“Rejoicing in ordinary things is not sentimental or trite. It actually takes guts. Each time we drop our complaints and allow everyday good fortune to inspire us, we enter the warrior’s world.”
am aware (have been for a long time, actually) of my directionally challenged nature. If I don't pay close attention, I can end up on the opposite side of a city (Calgary, Alberta comes to mind), come up out of a subway and find myself in the Bronx instead of uptown NYC; I have frequently turned left when it was pretty obvious I should have turned right, and frustrated many a traveling companion. It can take me multiple times of driving (myself, not just being a traveling companion, that takes even longer) to a new, complicated destination, before I've got it down.
I was reminded of this just yesterday when navigating my way out of Seattle, and, finding myself on the flip side of I-5 than I intended, I pulled out the handy GPS on my iPhone.
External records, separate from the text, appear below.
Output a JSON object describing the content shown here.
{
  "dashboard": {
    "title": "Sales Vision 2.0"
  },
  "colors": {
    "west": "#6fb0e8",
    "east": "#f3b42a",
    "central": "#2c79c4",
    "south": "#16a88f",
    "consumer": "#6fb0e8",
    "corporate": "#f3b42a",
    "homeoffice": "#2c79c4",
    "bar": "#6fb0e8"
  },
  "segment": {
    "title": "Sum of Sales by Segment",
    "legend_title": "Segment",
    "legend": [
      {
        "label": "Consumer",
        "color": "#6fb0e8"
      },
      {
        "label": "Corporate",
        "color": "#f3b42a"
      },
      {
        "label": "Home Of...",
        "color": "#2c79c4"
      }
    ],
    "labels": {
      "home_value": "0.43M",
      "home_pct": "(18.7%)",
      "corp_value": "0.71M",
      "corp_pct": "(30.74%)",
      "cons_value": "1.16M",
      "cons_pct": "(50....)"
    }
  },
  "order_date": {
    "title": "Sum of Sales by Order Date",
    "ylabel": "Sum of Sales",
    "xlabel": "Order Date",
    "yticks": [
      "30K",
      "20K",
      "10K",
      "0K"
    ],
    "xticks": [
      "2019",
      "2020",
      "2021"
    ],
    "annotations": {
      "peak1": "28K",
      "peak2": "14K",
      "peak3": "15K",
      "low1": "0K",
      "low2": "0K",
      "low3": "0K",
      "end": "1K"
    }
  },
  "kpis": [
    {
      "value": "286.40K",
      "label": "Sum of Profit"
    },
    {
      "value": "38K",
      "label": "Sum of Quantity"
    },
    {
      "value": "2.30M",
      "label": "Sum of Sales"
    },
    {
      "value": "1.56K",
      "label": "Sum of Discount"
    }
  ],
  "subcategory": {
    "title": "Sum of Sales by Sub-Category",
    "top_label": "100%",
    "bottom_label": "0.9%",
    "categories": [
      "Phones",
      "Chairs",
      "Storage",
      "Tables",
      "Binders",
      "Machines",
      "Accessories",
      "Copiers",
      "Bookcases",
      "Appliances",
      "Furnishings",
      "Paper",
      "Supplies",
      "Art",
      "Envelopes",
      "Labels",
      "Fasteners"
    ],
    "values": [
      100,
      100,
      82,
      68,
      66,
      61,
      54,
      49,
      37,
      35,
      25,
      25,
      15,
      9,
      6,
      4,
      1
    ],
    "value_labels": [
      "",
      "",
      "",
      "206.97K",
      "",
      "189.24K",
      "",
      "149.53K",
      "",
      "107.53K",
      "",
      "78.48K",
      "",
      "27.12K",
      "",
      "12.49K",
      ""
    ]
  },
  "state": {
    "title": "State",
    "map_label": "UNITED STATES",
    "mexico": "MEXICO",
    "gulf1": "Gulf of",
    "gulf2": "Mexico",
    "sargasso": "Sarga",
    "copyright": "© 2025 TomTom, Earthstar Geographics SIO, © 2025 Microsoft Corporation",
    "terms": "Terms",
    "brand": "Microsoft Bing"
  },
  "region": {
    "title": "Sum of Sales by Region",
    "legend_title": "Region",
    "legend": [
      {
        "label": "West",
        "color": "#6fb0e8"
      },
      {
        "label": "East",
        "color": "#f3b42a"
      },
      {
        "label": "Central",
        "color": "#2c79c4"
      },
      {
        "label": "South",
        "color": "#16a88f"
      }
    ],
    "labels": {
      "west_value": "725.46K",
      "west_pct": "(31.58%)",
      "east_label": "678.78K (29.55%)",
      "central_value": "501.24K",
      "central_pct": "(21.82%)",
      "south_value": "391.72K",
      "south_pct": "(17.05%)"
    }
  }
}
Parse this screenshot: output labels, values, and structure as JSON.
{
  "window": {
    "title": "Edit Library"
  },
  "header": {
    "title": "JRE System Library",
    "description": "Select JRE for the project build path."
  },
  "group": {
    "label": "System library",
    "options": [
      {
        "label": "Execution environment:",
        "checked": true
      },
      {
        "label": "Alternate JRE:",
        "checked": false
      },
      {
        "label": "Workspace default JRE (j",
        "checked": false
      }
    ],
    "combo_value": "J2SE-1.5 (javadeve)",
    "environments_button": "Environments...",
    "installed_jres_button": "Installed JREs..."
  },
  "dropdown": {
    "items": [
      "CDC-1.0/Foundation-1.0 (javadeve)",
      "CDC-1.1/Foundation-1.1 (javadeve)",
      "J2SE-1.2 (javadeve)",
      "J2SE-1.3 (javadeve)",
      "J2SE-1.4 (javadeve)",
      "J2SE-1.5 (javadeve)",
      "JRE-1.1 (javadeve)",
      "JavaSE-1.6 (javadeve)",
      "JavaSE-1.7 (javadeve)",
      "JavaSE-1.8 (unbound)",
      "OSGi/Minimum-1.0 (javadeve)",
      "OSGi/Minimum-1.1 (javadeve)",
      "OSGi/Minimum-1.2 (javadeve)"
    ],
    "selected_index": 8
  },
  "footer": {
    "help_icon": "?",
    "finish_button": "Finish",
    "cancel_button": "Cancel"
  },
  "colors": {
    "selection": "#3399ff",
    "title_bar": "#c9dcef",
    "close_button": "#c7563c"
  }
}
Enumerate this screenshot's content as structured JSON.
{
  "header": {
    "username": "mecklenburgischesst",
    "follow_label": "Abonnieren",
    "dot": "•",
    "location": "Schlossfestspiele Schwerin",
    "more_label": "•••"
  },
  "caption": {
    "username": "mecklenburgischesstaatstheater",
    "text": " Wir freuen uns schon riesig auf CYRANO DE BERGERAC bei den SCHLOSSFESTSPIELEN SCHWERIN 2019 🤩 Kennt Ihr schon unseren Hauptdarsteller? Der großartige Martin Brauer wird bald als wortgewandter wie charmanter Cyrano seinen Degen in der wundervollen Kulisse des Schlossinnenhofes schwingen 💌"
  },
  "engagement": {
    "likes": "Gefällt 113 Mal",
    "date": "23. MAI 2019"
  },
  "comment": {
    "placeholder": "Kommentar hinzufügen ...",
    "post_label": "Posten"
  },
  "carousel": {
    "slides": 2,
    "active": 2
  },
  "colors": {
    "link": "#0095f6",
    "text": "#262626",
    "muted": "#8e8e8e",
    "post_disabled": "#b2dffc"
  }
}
It was actually pretty hilarious how many times I rejiggered the "current location" to accommodate where I had ended up, as opposed to where I was supposed to be. It almost never failed that when the line said "go there" my little blue dot was going the opposite way. (The beauty of a 15-year-old traveling companion with his face in an iPad is that the frustration levels stay pretty low. Bonus.)
Why am I confessing this? Because it struck me that, as with road trips, so is life. How many times do I have to adjust, rejigger, adjust again and sometimes I've even had to turn around? It happens. BUT. At least I'm doing it. Moving. Changing direction as needed. There's nothing noble about picking a course and staying it, even when you know for sure your little blue dot is way lost. Yet, that happens all the time, doesn't it? Sadly, yes.
Before you think that I was wandering the hills of Seattle for hours, this whole thing was about 7 minutes long, before I got myself headed the right direction; I'm not sure Seth even noticed! But it was funny enough to me that I thought about it on the way home, reflecting how grateful I am for GPS technology (how much longer would it have taken me if I didn't have the blue dot feedback?). And I also thought about road maps--digital and otherwise--and decided that actually having a road map is a heck of a lot better than not having one!
(This quote applies to life, not actual driving road trips!)
When I think about where my blue dot is most days, it brings me a lot of joy.
The Common Miracles project started here. I really enjoy the prompt it provides me each week to think a little differently about things I might otherwise take for granted.